El artículo estudia la apropiación que hace Agustín del argumento de Platón respecto a la existencia de un demiurgo cósmico en Timeo 27d-28c. Muestra cómo Agustín se enfrenta implícitamente a la falacia cosmogónica, haciendo algunas enmiendas al argumento de Platón, a fin de conservarlo para los teístas como modelo filosófico de los orígenes cósmicos.
Despite his seminal role in the history of philosophy, the thirteenth century thinker Albert the Great remains little known. Prior to World War II, his massive literary output was not fully analyzed by historians largely because, as Etienne Gilson put it, of the amazing "amount of philosophical and scientific information heaped up in his writings." After the war, Albert's work began to receive more attention. By 1955, the Louvain medievalist Fernand Van Steenberghen could confidently declare that Albert was the first (...) thinker to establish "the rightful place of learning in Christianity." A decade later, James A. Weisheipl uncovered evidence of Albert's distinctively naturalistic interpretation of Aristotle in .. (shrink)

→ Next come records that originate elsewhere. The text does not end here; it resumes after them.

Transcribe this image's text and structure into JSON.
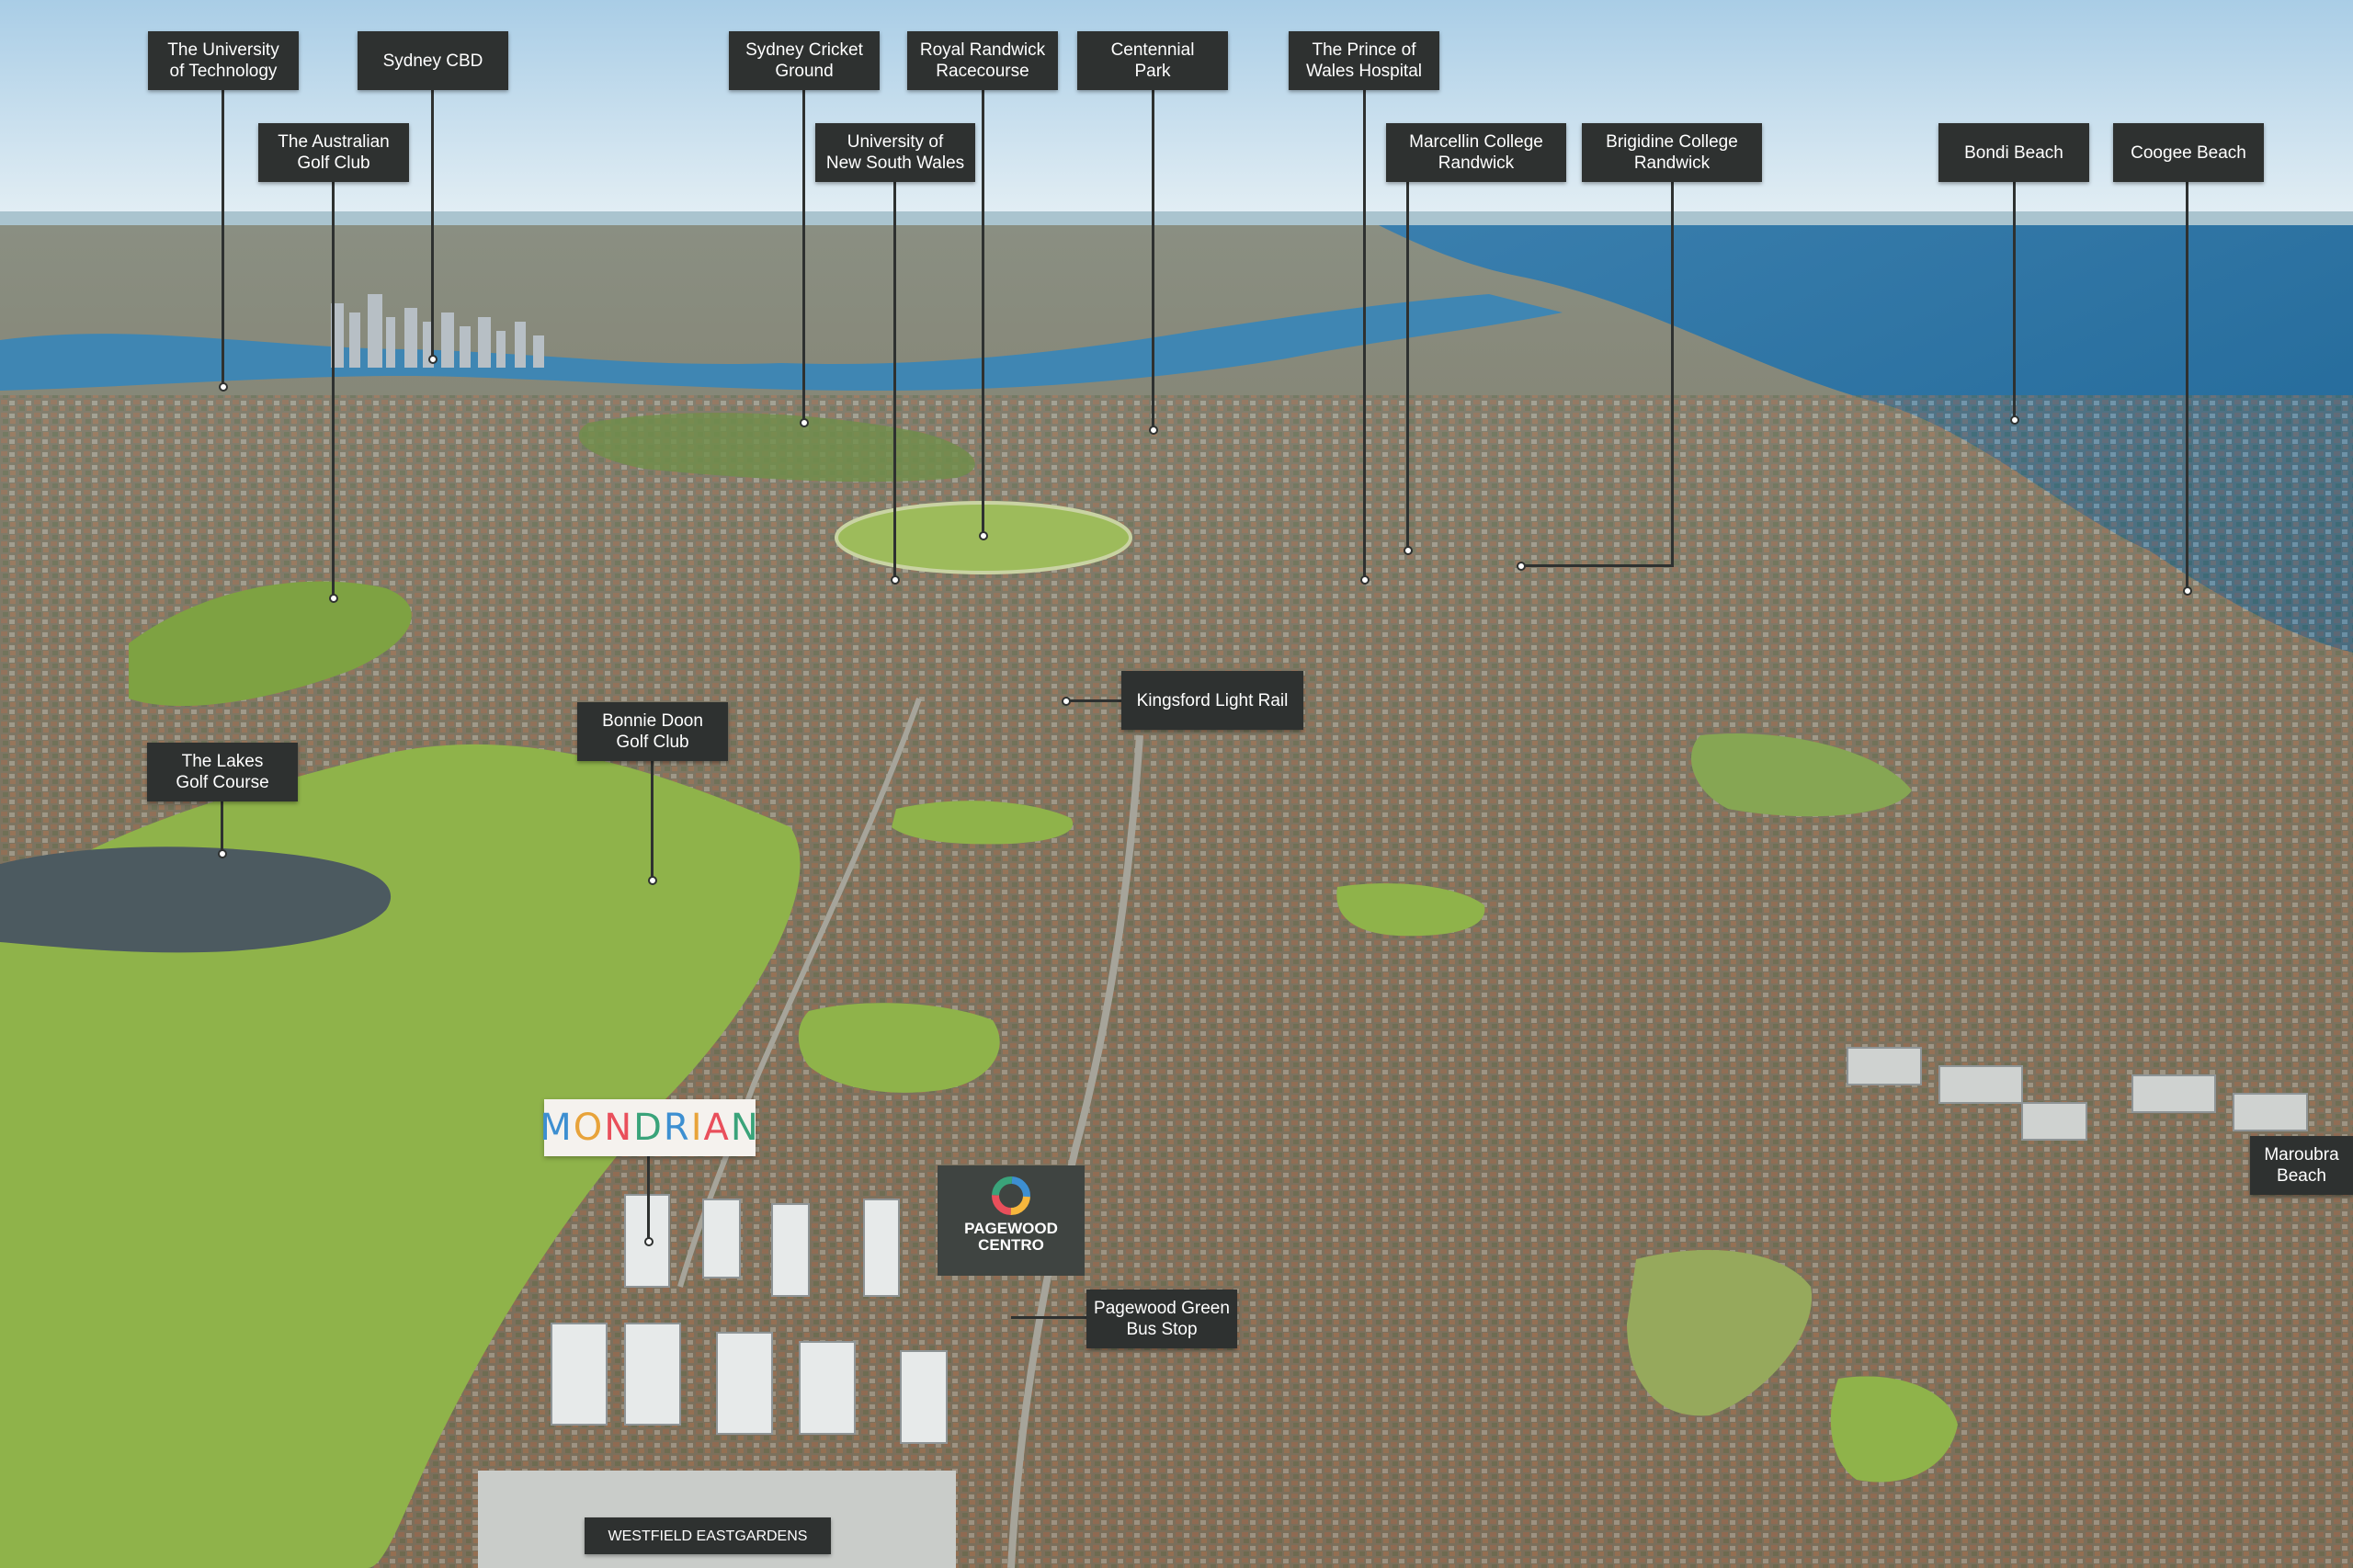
{
  "labels": {
    "uts": "The University\nof Technology",
    "sydney_cbd": "Sydney CBD",
    "australian_golf_club": "The Australian\nGolf Club",
    "scg": "Sydney Cricket\nGround",
    "royal_randwick": "Royal Randwick\nRacecourse",
    "centennial_park": "Centennial\nPark",
    "unsw": "University of\nNew South Wales",
    "prince_of_wales": "The Prince of\nWales Hospital",
    "marcellin": "Marcellin College\nRandwick",
    "brigidine": "Brigidine College\nRandwick",
    "bondi": "Bondi Beach",
    "coogee": "Coogee Beach",
    "kingsford": "Kingsford Light Rail",
    "bonnie_doon": "Bonnie Doon\nGolf Club",
    "lakes_golf": "The Lakes\nGolf Course",
    "maroubra": "Maroubra\nBeach",
    "pagewood_bus": "Pagewood Green\nBus Stop",
    "westfield": "WESTFIELD EASTGARDENS"
  },
  "logo": {
    "text": "MONDRIAN",
    "letter_colors": [
      "#3d8fd1",
      "#e8a33a",
      "#e94f5b",
      "#3aa37a",
      "#3d8fd1",
      "#e8a33a",
      "#e94f5b",
      "#3aa37a"
    ]
  },
  "centro": {
    "line1": "PAGEWOOD",
    "line2": "CENTRO"
  },
  "colors": {
    "sky": "#cfe4f1",
    "ocean": "#2f77a8",
    "harbour": "#3f86b3",
    "suburbs": "#7b7766",
    "golf_green": "#8fb34a",
    "label_bg": "#2e3130",
    "lake": "#4c5a60"
  }
}
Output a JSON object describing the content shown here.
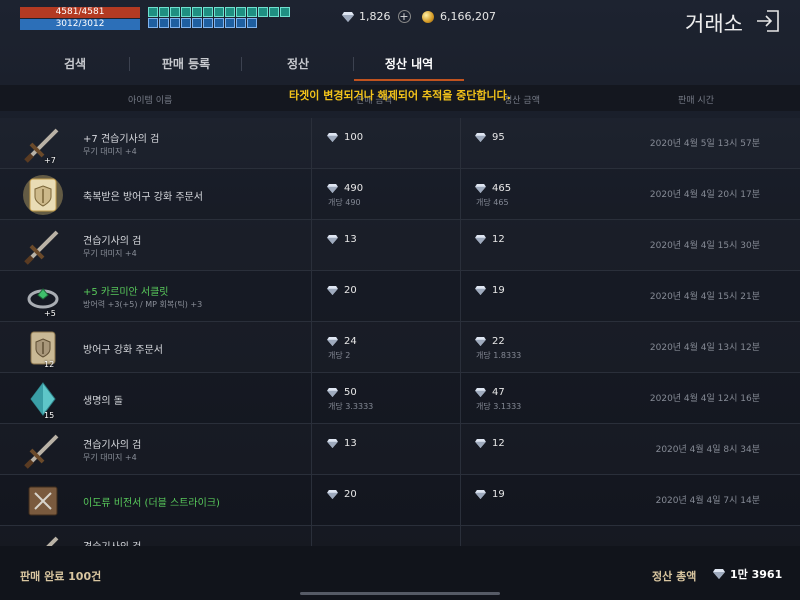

Although Aristotle's zoological works were known in antiquity and during the early medieval period, the scientific research program discussed and exemplified therein disappeared after Theophrastus. After some fifteen hundred years, it reappears in the work of Albert the Great who extensively explains Aristotle's conception of a scientific research program and extends Aristotle's zoological researches. Evidence of Albert's Aristotelian commentaries shows that he clearly understood animals to represent a self-contained subject-genus, that the study of this subject-genus constitutes theoretical knowledge in an (...) Aristotelian sense, that natural finality and suppositional necessity provide principles of zoological science, and that research into animals must be conducted according to a two-staged methodology of division and demonstration. (shrink)